Federica Scoppa
Federica Scoppa. Courtesy the artist

Rosanna D'Ortona
Rosanna D’Ortona. Courtesy Henrietta Weithorn

From Venice, Federica Scoppa echoes Rosanna D’Ortona’s words and highlights an important issue: the awareness and recognition that there is a difference in the contemporary art system between treating a man and treating a woman.

"I believe that first of all we need to recognize that in this field, as in many others, there is a gender gap that needs to be bridged,“ says the Roman artist. ”And to break the glass ceiling that also hangs over the heads of female artists, ’affirmative action’ needs to be implemented, as proposed in other fields to overcome the gender gap. In the case of art, it could be competitions reserved for women artists, with themes that stimulate creative research, both by institutions and private individuals, allowing participation not only on the basis of titles, but on the basis of artistic proposal, recognizing in particular the determination to make artistic work one’s profession, that is, one’s source of income. But art practice in general should have more space in the education of/for young people, be part of all high schools: not only because it allows one to stay in touch with a certain manual skill, but because it serves to develop one’s creativity, to look inside oneself, to build a sensibility and culture that goes beyond the screens of a cell phone."

Raghad thinks that in order to address this discourse and find a solution we need to stop thinking of the art system as male or female, but more generally of the human being without gender distinction.

When asked, perhaps a bit obvious, who are the favorite female artists on the part of the four, not entirely obvious names emerge that should be explored and whose histories should be better known in order to rewrite from scratch the history of ’art hitherto known, such as costume designers Gabriella Pescucci, Anna Anni, and Collen Atwood, but also names of more familiar artists such as eccletic artist Natalia Goncharova, Georgia O’Keefe, Marina Abramovic, Yayoi Kusama, and Bridget Riley.

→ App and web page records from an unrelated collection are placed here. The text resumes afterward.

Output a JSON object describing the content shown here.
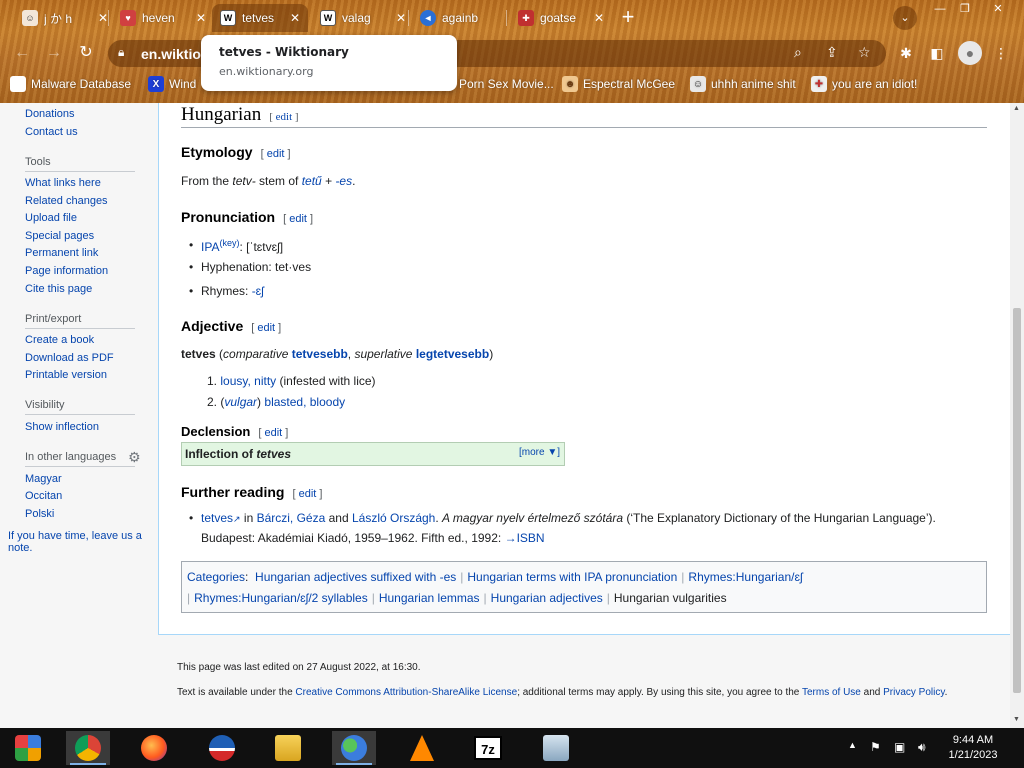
{
  "browser": {
    "tabs": [
      {
        "title": "j か h",
        "fav_color": "#f2e6d8",
        "fav_glyph": "☺"
      },
      {
        "title": "heven",
        "fav_color": "#d04040",
        "fav_glyph": "♥"
      },
      {
        "title": "tetves",
        "fav_color": "#ffffff",
        "fav_glyph": "W"
      },
      {
        "title": "valag",
        "fav_color": "#ffffff",
        "fav_glyph": "W"
      },
      {
        "title": "againb",
        "fav_color": "#2a6fd6",
        "fav_glyph": "◄"
      },
      {
        "title": "goatse",
        "fav_color": "#c03030",
        "fav_glyph": "✚"
      }
    ],
    "active_tab_index": 2,
    "url": "en.wiktionary.org",
    "url_display": "en.wiktio",
    "tooltip": {
      "title": "tetves - Wiktionary",
      "url": "en.wiktionary.org"
    },
    "bookmarks": [
      {
        "label": "Malware Database",
        "icon_color": "#ffffff",
        "glyph": ""
      },
      {
        "label": "Wind",
        "icon_color": "#1d3fd6",
        "glyph": "X"
      },
      {
        "label": "Porn Sex Movie...",
        "icon_color": "#ffffff",
        "glyph": ""
      },
      {
        "label": "Espectral McGee",
        "icon_color": "#f0c890",
        "glyph": "☻"
      },
      {
        "label": "uhhh anime shit",
        "icon_color": "#e8e8e8",
        "glyph": "☺"
      },
      {
        "label": "you are an idiot!",
        "icon_color": "#f0f0f0",
        "glyph": "✚"
      }
    ],
    "accent": "#b86d1f"
  },
  "sidebar": {
    "top_links": [
      "Donations",
      "Contact us"
    ],
    "tools_heading": "Tools",
    "tools": [
      "What links here",
      "Related changes",
      "Upload file",
      "Special pages",
      "Permanent link",
      "Page information",
      "Cite this page"
    ],
    "print_heading": "Print/export",
    "print": [
      "Create a book",
      "Download as PDF",
      "Printable version"
    ],
    "visibility_heading": "Visibility",
    "visibility": [
      "Show inflection"
    ],
    "languages_heading": "In other languages",
    "languages": [
      "Magyar",
      "Occitan",
      "Polski"
    ],
    "note": "If you have time, leave us a note."
  },
  "article": {
    "language": "Hungarian",
    "edit": "edit",
    "etymology_heading": "Etymology",
    "etymology": {
      "pre": "From the ",
      "stem": "tetv-",
      "mid": " stem of ",
      "root": "tetű",
      "plus": " + ",
      "suffix": "-es",
      "end": "."
    },
    "pronunciation_heading": "Pronunciation",
    "ipa_label": "IPA",
    "ipa_key": "(key)",
    "ipa_value": ": [ˈtɛtvɛʃ]",
    "hyphenation": "Hyphenation: tet·ves",
    "rhymes_label": "Rhymes: ",
    "rhymes_value": "-ɛʃ",
    "adjective_heading": "Adjective",
    "headword": "tetves",
    "comparative_label": "comparative",
    "comparative": "tetvesebb",
    "superlative_label": "superlative",
    "superlative": "legtetvesebb",
    "senses": [
      {
        "num": "1.",
        "links": "lousy, nitty",
        "gloss": " (infested with lice)"
      },
      {
        "num": "2.",
        "tag": "vulgar",
        "links": "blasted, bloody"
      }
    ],
    "declension_heading": "Declension",
    "inflection_label": "Inflection of ",
    "inflection_word": "tetves",
    "more": "[more ▼]",
    "further_heading": "Further reading",
    "further": {
      "link": "tetves",
      "in": " in ",
      "author1": "Bárczi, Géza",
      "and": " and ",
      "author2": "László Országh",
      "title": "A magyar nyelv értelmező szótára",
      "trans": " (‘The Explanatory Dictionary of the Hungarian Language’).",
      "line2": "Budapest: Akadémiai Kiadó, 1959–1962. Fifth ed., 1992: ",
      "isbn": "→ISBN"
    },
    "categories_label": "Categories",
    "categories": [
      "Hungarian adjectives suffixed with -es",
      "Hungarian terms with IPA pronunciation",
      "Rhymes:Hungarian/ɛʃ",
      "Rhymes:Hungarian/ɛʃ/2 syllables",
      "Hungarian lemmas",
      "Hungarian adjectives",
      "Hungarian vulgarities"
    ]
  },
  "footer": {
    "edited": "This page was last edited on 27 August 2022, at 16:30.",
    "license_pre": "Text is available under the ",
    "license_link": "Creative Commons Attribution-ShareAlike License",
    "license_mid": "; additional terms may apply. By using this site, you agree to the ",
    "terms": "Terms of Use",
    "and": " and ",
    "privacy": "Privacy Policy",
    "end": "."
  },
  "taskbar": {
    "time": "9:44 AM",
    "date": "1/21/2023"
  }
}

Warning: the translation into English of the original Italian article was created using automatic tools. We undertake to review all articles, but we do not guarantee the total absence of inaccuracies in the translation due to the program. You can find the original by clicking on the ITA button. If you find any mistake,please contact us.